By Tom Bock

October, 2018

1) brought my truck in for an overhead and the technician told me I needed a new camshaft. Why didn’t the oil sample results let me know my cam shaft was bad?

The first question I asked was the camshaft bad due to wear or were there large pieces that had flaked off the camshaft? The second question was there a broken rocker arm or fractured cam follower that caused the damage? The third question were there signs of wear on all cam lobes or just one?

The answer I hear most often is that the camshaft had sections where pieces of metal were missing. This is caused by improper heat treating of camshaft that should harden the cam lobes to reduce wear and over time large pieces flake off. These pieces are large enough that if they end up in the oil pan they would be trapped by the oil pick- up tube screen or the primary filter. The oil would not show signs of contamination therefore would not be reported on an oil sample taken from a sampling valve or midstream flow of oil from drain pan. If a rocker arm or cam follower broke, the damage would have been immediate and most likely the truck would have been brought in for repair due to loss of power or noise. The wear that was created by the metal to metal wear of cam lobe would show up on a sample, but the damage would have already occurred. If all the cam lobes had signs of wear, then the oil sample should have had increased levels of Nickel, Iron and possibly lead which are the signs of impending camshaft failure. If one lobe has signs of wear, it is indicative of a manufacturing defect and could have worn at a rate that would not be high enough to forewarn of the failure.

2) My oil sample results were showing high fuel dilution that caused my viscosity to drop a grade. I added a viscosity stabilizer to bring the viscosity up to correct grade. Am I putting my engine at risk for failure?

While the viscosity stabilizer will bring the oil back up to the proper grade, you are just masking a fuel dilution issue that eventually will cause serious damage to the engine. Bear in mind that most oil analysis labs will not perform a Gas Chromatography test if the viscosity is within the parameters for your grade of oil. They will report a < 1% level based on the viscosity level without actually testing for fuel dilution. Therefore, you would never know you have fuel dilution that is eroding the wear metal additive package in your oil that protects metal to metal wear. Gas Chromatography will report the actual level of fuel dilution in spite of the viscosity levels. I have seen fuel dilution at over 10% with a viscosity of 14.5 on a SAE15W40 oil (12.3-16.2) that would not have detected a serious fuel contamination issue.
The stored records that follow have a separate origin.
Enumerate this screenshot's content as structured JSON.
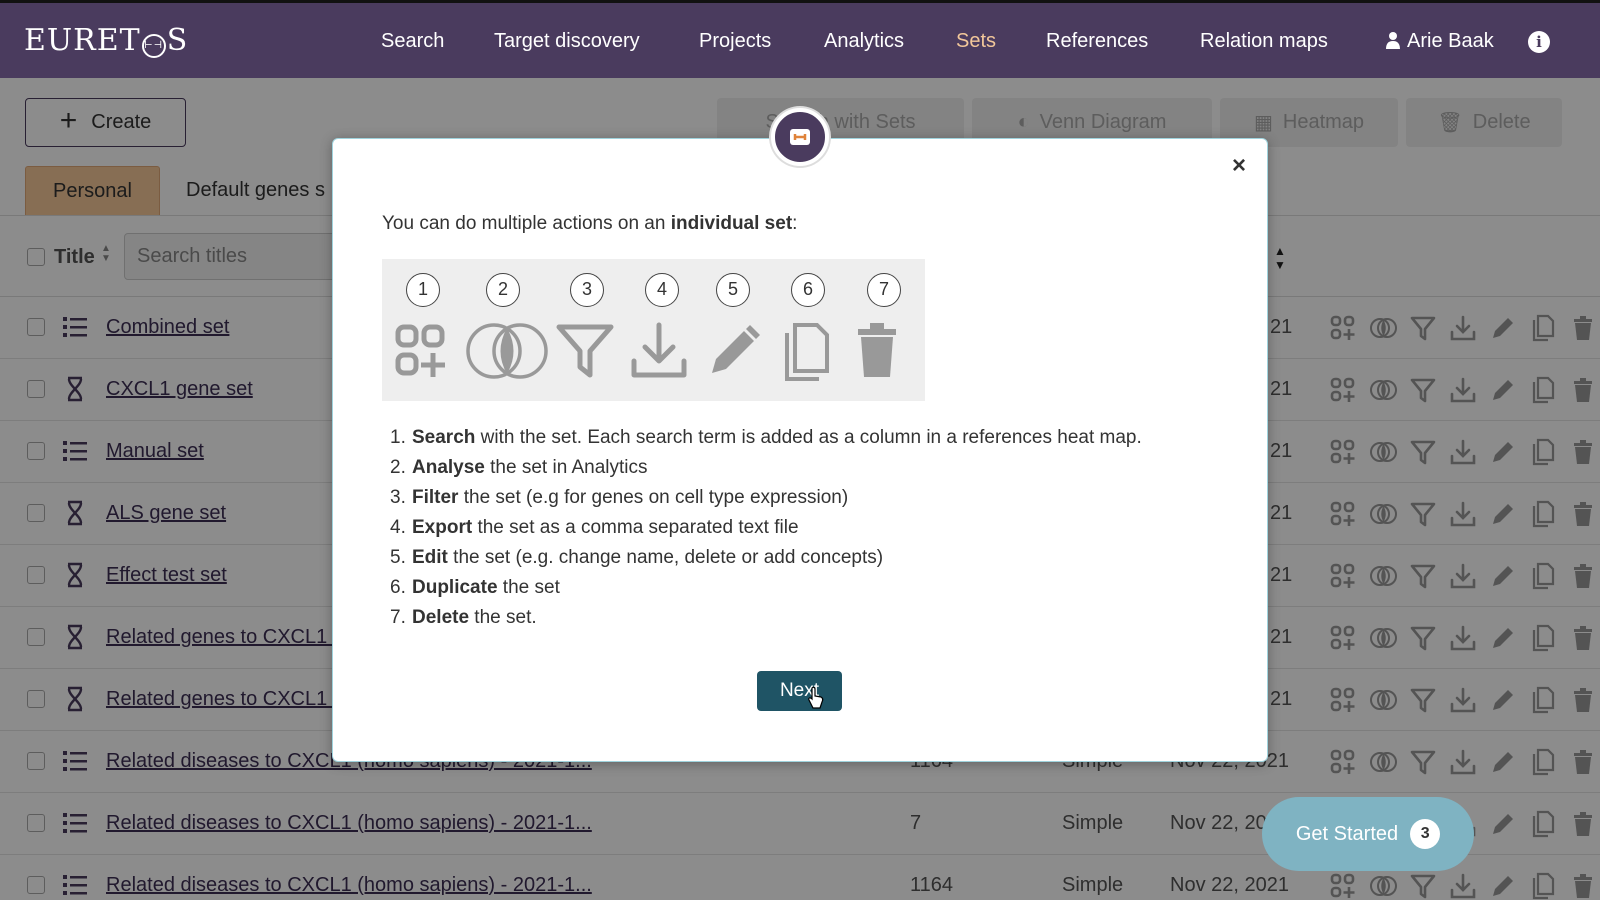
{
  "brand": "EURETOS",
  "nav": {
    "items": [
      "Search",
      "Target discovery",
      "Projects",
      "Analytics",
      "Sets",
      "References",
      "Relation maps"
    ],
    "active": "Sets",
    "user": "Arie Baak"
  },
  "toolbar": {
    "create_label": "Create",
    "search_with_sets": "Search with Sets",
    "venn": "Venn Diagram",
    "heatmap": "Heatmap",
    "delete": "Delete"
  },
  "tabs": [
    "Personal",
    "Default genes s"
  ],
  "table": {
    "title_header": "Title",
    "search_placeholder": "Search titles",
    "rows": [
      {
        "title": "Combined set",
        "type": "list",
        "count": "",
        "kind": "",
        "date": "21"
      },
      {
        "title": "CXCL1 gene set",
        "type": "gene",
        "count": "",
        "kind": "",
        "date": "21"
      },
      {
        "title": "Manual set",
        "type": "list",
        "count": "",
        "kind": "",
        "date": "21"
      },
      {
        "title": "ALS gene set",
        "type": "gene",
        "count": "",
        "kind": "",
        "date": "21"
      },
      {
        "title": "Effect test set",
        "type": "gene",
        "count": "",
        "kind": "",
        "date": "21"
      },
      {
        "title": "Related genes to CXCL1 (",
        "type": "gene",
        "count": "",
        "kind": "",
        "date": "21"
      },
      {
        "title": "Related genes to CXCL1 (",
        "type": "gene",
        "count": "",
        "kind": "",
        "date": "21"
      },
      {
        "title": "Related diseases to CXCL1 (homo sapiens) - 2021-1...",
        "type": "list",
        "count": "1164",
        "kind": "Simple",
        "date": "Nov 22, 2021"
      },
      {
        "title": "Related diseases to CXCL1 (homo sapiens) - 2021-1...",
        "type": "list",
        "count": "7",
        "kind": "Simple",
        "date": "Nov 22, 20"
      },
      {
        "title": "Related diseases to CXCL1 (homo sapiens) - 2021-1...",
        "type": "list",
        "count": "1164",
        "kind": "Simple",
        "date": "Nov 22, 2021"
      }
    ]
  },
  "modal": {
    "intro_prefix": "You can do multiple actions on an ",
    "intro_bold": "individual set",
    "intro_suffix": ":",
    "numbers": [
      "1",
      "2",
      "3",
      "4",
      "5",
      "6",
      "7"
    ],
    "icons": [
      "search-set-icon",
      "venn-icon",
      "filter-icon",
      "download-icon",
      "edit-icon",
      "duplicate-icon",
      "delete-icon"
    ],
    "steps": [
      {
        "n": "1.",
        "bold": "Search",
        "rest": " with the set. Each search term is added as a column in a references heat map."
      },
      {
        "n": "2.",
        "bold": "Analyse",
        "rest": " the set in Analytics"
      },
      {
        "n": "3.",
        "bold": "Filter",
        "rest": " the set (e.g for genes on cell type expression)"
      },
      {
        "n": "4.",
        "bold": "Export",
        "rest": " the set as a comma separated text file"
      },
      {
        "n": "5.",
        "bold": "Edit",
        "rest": " the set (e.g. change name, delete or add concepts)"
      },
      {
        "n": "6.",
        "bold": "Duplicate",
        "rest": " the set"
      },
      {
        "n": "7.",
        "bold": "Delete",
        "rest": " the set."
      }
    ],
    "close": "×",
    "next_label": "Next"
  },
  "get_started": {
    "label": "Get Started",
    "count": "3"
  },
  "colors": {
    "header": "#4a3b5e",
    "active_nav": "#f2c79a",
    "tab_active": "#f6c99a",
    "next_button": "#1f5465",
    "get_started": "#7fb3c2"
  }
}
I find it is always best to fix a problem rather than mask it to avoid engine failures.

3) My oil sample has high potassium but very little sodium that would indicate an antifreeze contamination of my oil. Where could it be coming from?

Potassium is a major ingredient in preservative compounds that are used to protect engine parts from corroding while on the shelf. Usually when I see this I ask if any parts that come in contact with the oil have been replaced recently i.e. oil coolers, turbo chargers, oil pans, charge air coolers (potassium with aluminum) etc. If no parts have been replaced, then the contamination could be environmental or from an additive that was added to oil.
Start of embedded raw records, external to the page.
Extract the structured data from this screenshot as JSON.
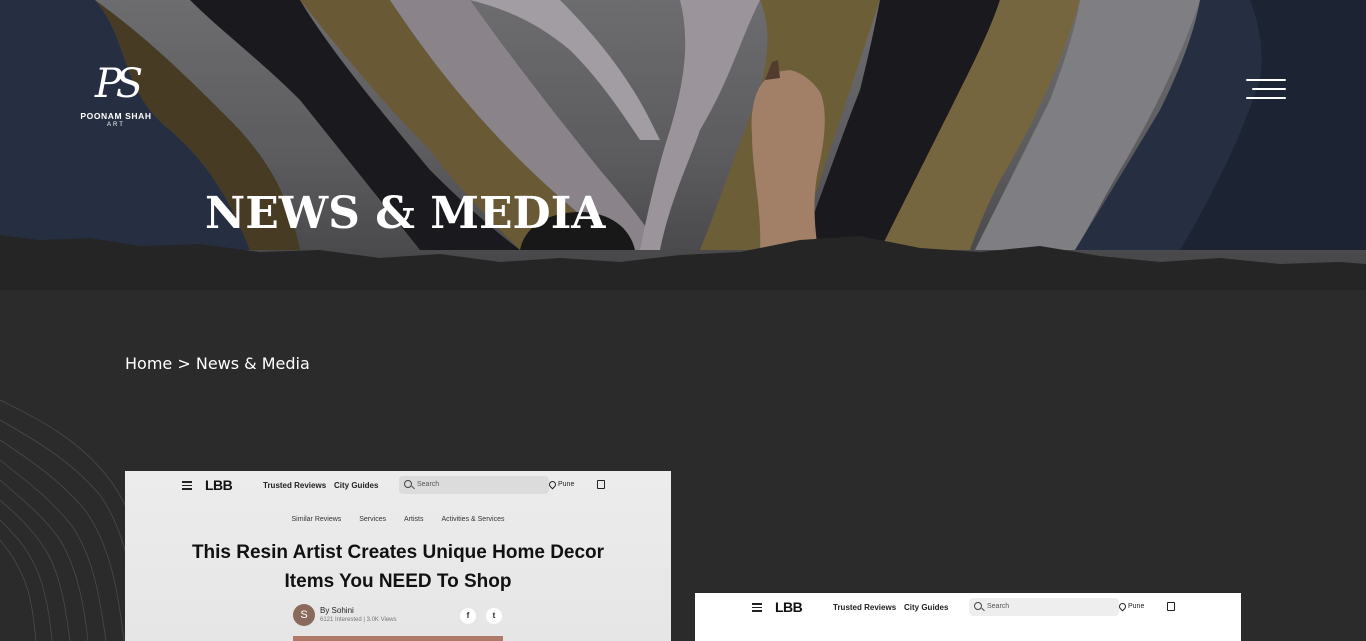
{
  "site": {
    "logo": {
      "monogram": "PS",
      "name": "POONAM SHAH",
      "sub": "ART"
    },
    "menu_icon": "hamburger-menu-icon"
  },
  "hero": {
    "title": "NEWS & MEDIA"
  },
  "breadcrumb": {
    "home": "Home",
    "separator": ">",
    "current": "News & Media"
  },
  "articles": [
    {
      "publisher": {
        "brand": "LBB",
        "nav": [
          "Trusted Reviews",
          "City Guides"
        ],
        "search_placeholder": "Search",
        "location": "Pune"
      },
      "tags": [
        "Similar Reviews",
        "Services",
        "Artists",
        "Activities & Services"
      ],
      "title": "This Resin Artist Creates Unique Home Decor Items You NEED To Shop",
      "author_initial": "S",
      "author": "By Sohini",
      "meta": "6121 Interested  |  3.0K Views",
      "share": [
        "f",
        "t"
      ]
    },
    {
      "publisher": {
        "brand": "LBB",
        "nav": [
          "Trusted Reviews",
          "City Guides"
        ],
        "search_placeholder": "Search",
        "location": "Pune"
      }
    }
  ],
  "colors": {
    "page_bg": "#2b2b2b",
    "text": "#ffffff"
  }
}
4) I have an increase in viscosity and oxidation coupled with a sizeable decrease in total base number (TBN). What could be causing this combination?

The answer is HEAT, the oil is overheating that causes an increase in chemical reaction that adds oxides to oil and causes the base additives calcium, magnesium, phosphorous to lose potency. The added heat will cook the oil causing it to thicken and the viscosity will increase. The cause of the excess heat can be as simple as running with low oil levels, a defective oil cooler, or restricted flow in oil galleys or turbo charger. The low level of oil does not allow the oil to cool in oil pan before starting a new oil cycle through engine. A blocked oil cooler will not allow the oil to dissipate heat and restrictive flow keeps oil in engine longer increasing heat levels.

If you have any questions on oil sampling results or oil in general, please send them to me at: tbock@horizoncp.biz and I will provide answers in this column.